*PROBLEM REQUIREMENTS*: Reproduce exactly only the lines from the line that holds "Serialize everything readable" to the line that holds "What's the underlying", inclusive, in the listing below, and please leave out every picture.

*DATA TO EXAMINE*:
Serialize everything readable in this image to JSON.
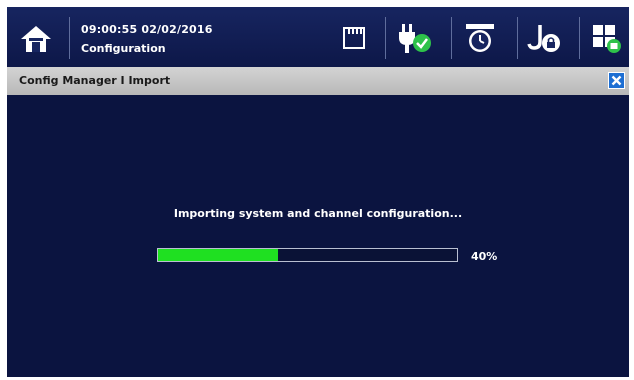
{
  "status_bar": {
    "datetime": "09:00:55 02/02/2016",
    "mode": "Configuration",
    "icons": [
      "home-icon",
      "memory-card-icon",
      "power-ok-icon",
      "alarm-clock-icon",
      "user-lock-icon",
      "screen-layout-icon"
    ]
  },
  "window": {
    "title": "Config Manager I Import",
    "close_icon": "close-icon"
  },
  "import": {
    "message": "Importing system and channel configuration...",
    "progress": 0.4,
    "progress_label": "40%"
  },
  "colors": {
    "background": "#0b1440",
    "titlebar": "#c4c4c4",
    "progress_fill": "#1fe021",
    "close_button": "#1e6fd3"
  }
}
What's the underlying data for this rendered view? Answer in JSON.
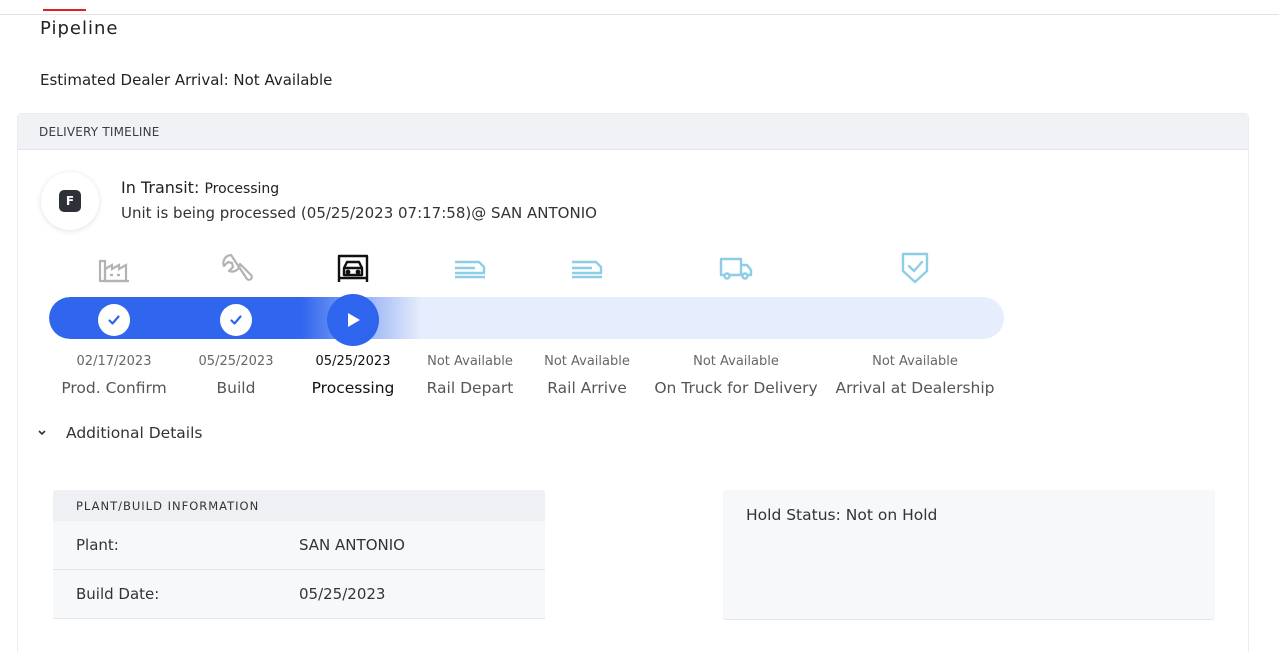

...

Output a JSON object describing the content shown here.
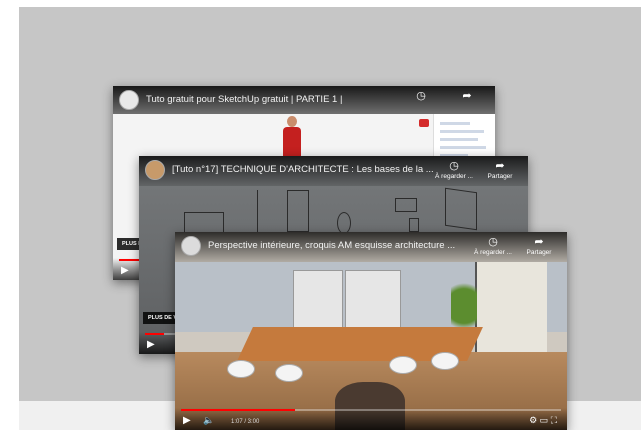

*COMPLETED TASK*:
Serialize everything readable in this image to JSON.
{
  "status_bar": {
    "datetime": "09:00:55 02/02/2016",
    "mode": "Configuration",
    "icons": [
      "home-icon",
      "memory-card-icon",
      "power-ok-icon",
      "alarm-clock-icon",
      "user-lock-icon",
      "screen-layout-icon"
    ]
  },
  "window": {
    "title": "Config Manager I Import",
    "close_icon": "close-icon"
  },
  "import": {
    "message": "Importing system and channel configuration...",
    "progress": 0.4,
    "progress_label": "40%"
  },
  "colors": {
    "background": "#0b1440",
    "titlebar": "#c4c4c4",
    "progress_fill": "#1fe021",
    "close_button": "#1e6fd3"
  }
}
What's the underlying data for this rendered view? Answer in JSON.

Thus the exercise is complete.